• **ABOUT THIS EXERCISE**: Retype the records in full, and please keep the pictures out of the copy.

App and web page records
++++++++++
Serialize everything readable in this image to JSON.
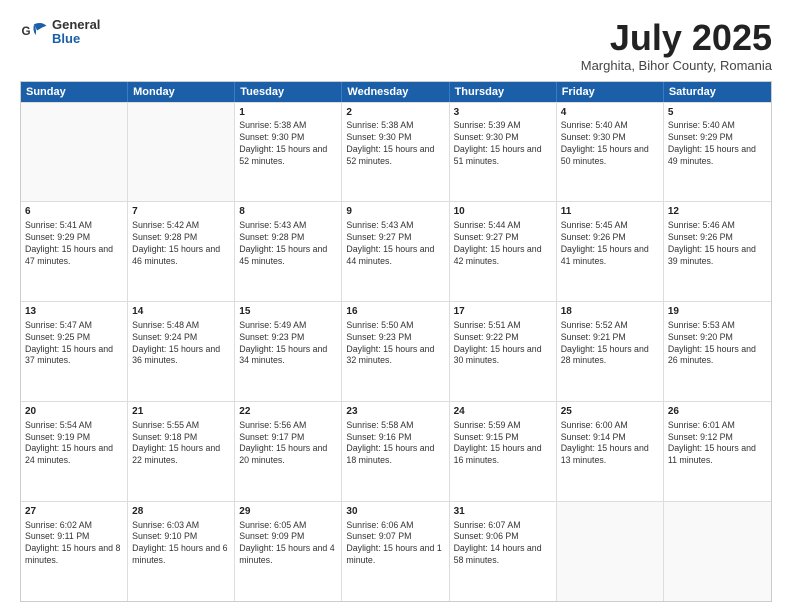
{
  "header": {
    "logo": {
      "general": "General",
      "blue": "Blue"
    },
    "title": "July 2025",
    "location": "Marghita, Bihor County, Romania"
  },
  "days_of_week": [
    "Sunday",
    "Monday",
    "Tuesday",
    "Wednesday",
    "Thursday",
    "Friday",
    "Saturday"
  ],
  "weeks": [
    [
      {
        "day": "",
        "sunrise": "",
        "sunset": "",
        "daylight": "",
        "empty": true
      },
      {
        "day": "",
        "sunrise": "",
        "sunset": "",
        "daylight": "",
        "empty": true
      },
      {
        "day": "1",
        "sunrise": "Sunrise: 5:38 AM",
        "sunset": "Sunset: 9:30 PM",
        "daylight": "Daylight: 15 hours and 52 minutes.",
        "empty": false
      },
      {
        "day": "2",
        "sunrise": "Sunrise: 5:38 AM",
        "sunset": "Sunset: 9:30 PM",
        "daylight": "Daylight: 15 hours and 52 minutes.",
        "empty": false
      },
      {
        "day": "3",
        "sunrise": "Sunrise: 5:39 AM",
        "sunset": "Sunset: 9:30 PM",
        "daylight": "Daylight: 15 hours and 51 minutes.",
        "empty": false
      },
      {
        "day": "4",
        "sunrise": "Sunrise: 5:40 AM",
        "sunset": "Sunset: 9:30 PM",
        "daylight": "Daylight: 15 hours and 50 minutes.",
        "empty": false
      },
      {
        "day": "5",
        "sunrise": "Sunrise: 5:40 AM",
        "sunset": "Sunset: 9:29 PM",
        "daylight": "Daylight: 15 hours and 49 minutes.",
        "empty": false
      }
    ],
    [
      {
        "day": "6",
        "sunrise": "Sunrise: 5:41 AM",
        "sunset": "Sunset: 9:29 PM",
        "daylight": "Daylight: 15 hours and 47 minutes.",
        "empty": false
      },
      {
        "day": "7",
        "sunrise": "Sunrise: 5:42 AM",
        "sunset": "Sunset: 9:28 PM",
        "daylight": "Daylight: 15 hours and 46 minutes.",
        "empty": false
      },
      {
        "day": "8",
        "sunrise": "Sunrise: 5:43 AM",
        "sunset": "Sunset: 9:28 PM",
        "daylight": "Daylight: 15 hours and 45 minutes.",
        "empty": false
      },
      {
        "day": "9",
        "sunrise": "Sunrise: 5:43 AM",
        "sunset": "Sunset: 9:27 PM",
        "daylight": "Daylight: 15 hours and 44 minutes.",
        "empty": false
      },
      {
        "day": "10",
        "sunrise": "Sunrise: 5:44 AM",
        "sunset": "Sunset: 9:27 PM",
        "daylight": "Daylight: 15 hours and 42 minutes.",
        "empty": false
      },
      {
        "day": "11",
        "sunrise": "Sunrise: 5:45 AM",
        "sunset": "Sunset: 9:26 PM",
        "daylight": "Daylight: 15 hours and 41 minutes.",
        "empty": false
      },
      {
        "day": "12",
        "sunrise": "Sunrise: 5:46 AM",
        "sunset": "Sunset: 9:26 PM",
        "daylight": "Daylight: 15 hours and 39 minutes.",
        "empty": false
      }
    ],
    [
      {
        "day": "13",
        "sunrise": "Sunrise: 5:47 AM",
        "sunset": "Sunset: 9:25 PM",
        "daylight": "Daylight: 15 hours and 37 minutes.",
        "empty": false
      },
      {
        "day": "14",
        "sunrise": "Sunrise: 5:48 AM",
        "sunset": "Sunset: 9:24 PM",
        "daylight": "Daylight: 15 hours and 36 minutes.",
        "empty": false
      },
      {
        "day": "15",
        "sunrise": "Sunrise: 5:49 AM",
        "sunset": "Sunset: 9:23 PM",
        "daylight": "Daylight: 15 hours and 34 minutes.",
        "empty": false
      },
      {
        "day": "16",
        "sunrise": "Sunrise: 5:50 AM",
        "sunset": "Sunset: 9:23 PM",
        "daylight": "Daylight: 15 hours and 32 minutes.",
        "empty": false
      },
      {
        "day": "17",
        "sunrise": "Sunrise: 5:51 AM",
        "sunset": "Sunset: 9:22 PM",
        "daylight": "Daylight: 15 hours and 30 minutes.",
        "empty": false
      },
      {
        "day": "18",
        "sunrise": "Sunrise: 5:52 AM",
        "sunset": "Sunset: 9:21 PM",
        "daylight": "Daylight: 15 hours and 28 minutes.",
        "empty": false
      },
      {
        "day": "19",
        "sunrise": "Sunrise: 5:53 AM",
        "sunset": "Sunset: 9:20 PM",
        "daylight": "Daylight: 15 hours and 26 minutes.",
        "empty": false
      }
    ],
    [
      {
        "day": "20",
        "sunrise": "Sunrise: 5:54 AM",
        "sunset": "Sunset: 9:19 PM",
        "daylight": "Daylight: 15 hours and 24 minutes.",
        "empty": false
      },
      {
        "day": "21",
        "sunrise": "Sunrise: 5:55 AM",
        "sunset": "Sunset: 9:18 PM",
        "daylight": "Daylight: 15 hours and 22 minutes.",
        "empty": false
      },
      {
        "day": "22",
        "sunrise": "Sunrise: 5:56 AM",
        "sunset": "Sunset: 9:17 PM",
        "daylight": "Daylight: 15 hours and 20 minutes.",
        "empty": false
      },
      {
        "day": "23",
        "sunrise": "Sunrise: 5:58 AM",
        "sunset": "Sunset: 9:16 PM",
        "daylight": "Daylight: 15 hours and 18 minutes.",
        "empty": false
      },
      {
        "day": "24",
        "sunrise": "Sunrise: 5:59 AM",
        "sunset": "Sunset: 9:15 PM",
        "daylight": "Daylight: 15 hours and 16 minutes.",
        "empty": false
      },
      {
        "day": "25",
        "sunrise": "Sunrise: 6:00 AM",
        "sunset": "Sunset: 9:14 PM",
        "daylight": "Daylight: 15 hours and 13 minutes.",
        "empty": false
      },
      {
        "day": "26",
        "sunrise": "Sunrise: 6:01 AM",
        "sunset": "Sunset: 9:12 PM",
        "daylight": "Daylight: 15 hours and 11 minutes.",
        "empty": false
      }
    ],
    [
      {
        "day": "27",
        "sunrise": "Sunrise: 6:02 AM",
        "sunset": "Sunset: 9:11 PM",
        "daylight": "Daylight: 15 hours and 8 minutes.",
        "empty": false
      },
      {
        "day": "28",
        "sunrise": "Sunrise: 6:03 AM",
        "sunset": "Sunset: 9:10 PM",
        "daylight": "Daylight: 15 hours and 6 minutes.",
        "empty": false
      },
      {
        "day": "29",
        "sunrise": "Sunrise: 6:05 AM",
        "sunset": "Sunset: 9:09 PM",
        "daylight": "Daylight: 15 hours and 4 minutes.",
        "empty": false
      },
      {
        "day": "30",
        "sunrise": "Sunrise: 6:06 AM",
        "sunset": "Sunset: 9:07 PM",
        "daylight": "Daylight: 15 hours and 1 minute.",
        "empty": false
      },
      {
        "day": "31",
        "sunrise": "Sunrise: 6:07 AM",
        "sunset": "Sunset: 9:06 PM",
        "daylight": "Daylight: 14 hours and 58 minutes.",
        "empty": false
      },
      {
        "day": "",
        "sunrise": "",
        "sunset": "",
        "daylight": "",
        "empty": true
      },
      {
        "day": "",
        "sunrise": "",
        "sunset": "",
        "daylight": "",
        "empty": true
      }
    ]
  ]
}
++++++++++
• **EXERCISE RESPONSE**:
Serialize everything readable in this image to JSON.
{
  "header": {
    "logo": {
      "general": "General",
      "blue": "Blue"
    },
    "title": "July 2025",
    "location": "Marghita, Bihor County, Romania"
  },
  "days_of_week": [
    "Sunday",
    "Monday",
    "Tuesday",
    "Wednesday",
    "Thursday",
    "Friday",
    "Saturday"
  ],
  "weeks": [
    [
      {
        "day": "",
        "sunrise": "",
        "sunset": "",
        "daylight": "",
        "empty": true
      },
      {
        "day": "",
        "sunrise": "",
        "sunset": "",
        "daylight": "",
        "empty": true
      },
      {
        "day": "1",
        "sunrise": "Sunrise: 5:38 AM",
        "sunset": "Sunset: 9:30 PM",
        "daylight": "Daylight: 15 hours and 52 minutes.",
        "empty": false
      },
      {
        "day": "2",
        "sunrise": "Sunrise: 5:38 AM",
        "sunset": "Sunset: 9:30 PM",
        "daylight": "Daylight: 15 hours and 52 minutes.",
        "empty": false
      },
      {
        "day": "3",
        "sunrise": "Sunrise: 5:39 AM",
        "sunset": "Sunset: 9:30 PM",
        "daylight": "Daylight: 15 hours and 51 minutes.",
        "empty": false
      },
      {
        "day": "4",
        "sunrise": "Sunrise: 5:40 AM",
        "sunset": "Sunset: 9:30 PM",
        "daylight": "Daylight: 15 hours and 50 minutes.",
        "empty": false
      },
      {
        "day": "5",
        "sunrise": "Sunrise: 5:40 AM",
        "sunset": "Sunset: 9:29 PM",
        "daylight": "Daylight: 15 hours and 49 minutes.",
        "empty": false
      }
    ],
    [
      {
        "day": "6",
        "sunrise": "Sunrise: 5:41 AM",
        "sunset": "Sunset: 9:29 PM",
        "daylight": "Daylight: 15 hours and 47 minutes.",
        "empty": false
      },
      {
        "day": "7",
        "sunrise": "Sunrise: 5:42 AM",
        "sunset": "Sunset: 9:28 PM",
        "daylight": "Daylight: 15 hours and 46 minutes.",
        "empty": false
      },
      {
        "day": "8",
        "sunrise": "Sunrise: 5:43 AM",
        "sunset": "Sunset: 9:28 PM",
        "daylight": "Daylight: 15 hours and 45 minutes.",
        "empty": false
      },
      {
        "day": "9",
        "sunrise": "Sunrise: 5:43 AM",
        "sunset": "Sunset: 9:27 PM",
        "daylight": "Daylight: 15 hours and 44 minutes.",
        "empty": false
      },
      {
        "day": "10",
        "sunrise": "Sunrise: 5:44 AM",
        "sunset": "Sunset: 9:27 PM",
        "daylight": "Daylight: 15 hours and 42 minutes.",
        "empty": false
      },
      {
        "day": "11",
        "sunrise": "Sunrise: 5:45 AM",
        "sunset": "Sunset: 9:26 PM",
        "daylight": "Daylight: 15 hours and 41 minutes.",
        "empty": false
      },
      {
        "day": "12",
        "sunrise": "Sunrise: 5:46 AM",
        "sunset": "Sunset: 9:26 PM",
        "daylight": "Daylight: 15 hours and 39 minutes.",
        "empty": false
      }
    ],
    [
      {
        "day": "13",
        "sunrise": "Sunrise: 5:47 AM",
        "sunset": "Sunset: 9:25 PM",
        "daylight": "Daylight: 15 hours and 37 minutes.",
        "empty": false
      },
      {
        "day": "14",
        "sunrise": "Sunrise: 5:48 AM",
        "sunset": "Sunset: 9:24 PM",
        "daylight": "Daylight: 15 hours and 36 minutes.",
        "empty": false
      },
      {
        "day": "15",
        "sunrise": "Sunrise: 5:49 AM",
        "sunset": "Sunset: 9:23 PM",
        "daylight": "Daylight: 15 hours and 34 minutes.",
        "empty": false
      },
      {
        "day": "16",
        "sunrise": "Sunrise: 5:50 AM",
        "sunset": "Sunset: 9:23 PM",
        "daylight": "Daylight: 15 hours and 32 minutes.",
        "empty": false
      },
      {
        "day": "17",
        "sunrise": "Sunrise: 5:51 AM",
        "sunset": "Sunset: 9:22 PM",
        "daylight": "Daylight: 15 hours and 30 minutes.",
        "empty": false
      },
      {
        "day": "18",
        "sunrise": "Sunrise: 5:52 AM",
        "sunset": "Sunset: 9:21 PM",
        "daylight": "Daylight: 15 hours and 28 minutes.",
        "empty": false
      },
      {
        "day": "19",
        "sunrise": "Sunrise: 5:53 AM",
        "sunset": "Sunset: 9:20 PM",
        "daylight": "Daylight: 15 hours and 26 minutes.",
        "empty": false
      }
    ],
    [
      {
        "day": "20",
        "sunrise": "Sunrise: 5:54 AM",
        "sunset": "Sunset: 9:19 PM",
        "daylight": "Daylight: 15 hours and 24 minutes.",
        "empty": false
      },
      {
        "day": "21",
        "sunrise": "Sunrise: 5:55 AM",
        "sunset": "Sunset: 9:18 PM",
        "daylight": "Daylight: 15 hours and 22 minutes.",
        "empty": false
      },
      {
        "day": "22",
        "sunrise": "Sunrise: 5:56 AM",
        "sunset": "Sunset: 9:17 PM",
        "daylight": "Daylight: 15 hours and 20 minutes.",
        "empty": false
      },
      {
        "day": "23",
        "sunrise": "Sunrise: 5:58 AM",
        "sunset": "Sunset: 9:16 PM",
        "daylight": "Daylight: 15 hours and 18 minutes.",
        "empty": false
      },
      {
        "day": "24",
        "sunrise": "Sunrise: 5:59 AM",
        "sunset": "Sunset: 9:15 PM",
        "daylight": "Daylight: 15 hours and 16 minutes.",
        "empty": false
      },
      {
        "day": "25",
        "sunrise": "Sunrise: 6:00 AM",
        "sunset": "Sunset: 9:14 PM",
        "daylight": "Daylight: 15 hours and 13 minutes.",
        "empty": false
      },
      {
        "day": "26",
        "sunrise": "Sunrise: 6:01 AM",
        "sunset": "Sunset: 9:12 PM",
        "daylight": "Daylight: 15 hours and 11 minutes.",
        "empty": false
      }
    ],
    [
      {
        "day": "27",
        "sunrise": "Sunrise: 6:02 AM",
        "sunset": "Sunset: 9:11 PM",
        "daylight": "Daylight: 15 hours and 8 minutes.",
        "empty": false
      },
      {
        "day": "28",
        "sunrise": "Sunrise: 6:03 AM",
        "sunset": "Sunset: 9:10 PM",
        "daylight": "Daylight: 15 hours and 6 minutes.",
        "empty": false
      },
      {
        "day": "29",
        "sunrise": "Sunrise: 6:05 AM",
        "sunset": "Sunset: 9:09 PM",
        "daylight": "Daylight: 15 hours and 4 minutes.",
        "empty": false
      },
      {
        "day": "30",
        "sunrise": "Sunrise: 6:06 AM",
        "sunset": "Sunset: 9:07 PM",
        "daylight": "Daylight: 15 hours and 1 minute.",
        "empty": false
      },
      {
        "day": "31",
        "sunrise": "Sunrise: 6:07 AM",
        "sunset": "Sunset: 9:06 PM",
        "daylight": "Daylight: 14 hours and 58 minutes.",
        "empty": false
      },
      {
        "day": "",
        "sunrise": "",
        "sunset": "",
        "daylight": "",
        "empty": true
      },
      {
        "day": "",
        "sunrise": "",
        "sunset": "",
        "daylight": "",
        "empty": true
      }
    ]
  ]
}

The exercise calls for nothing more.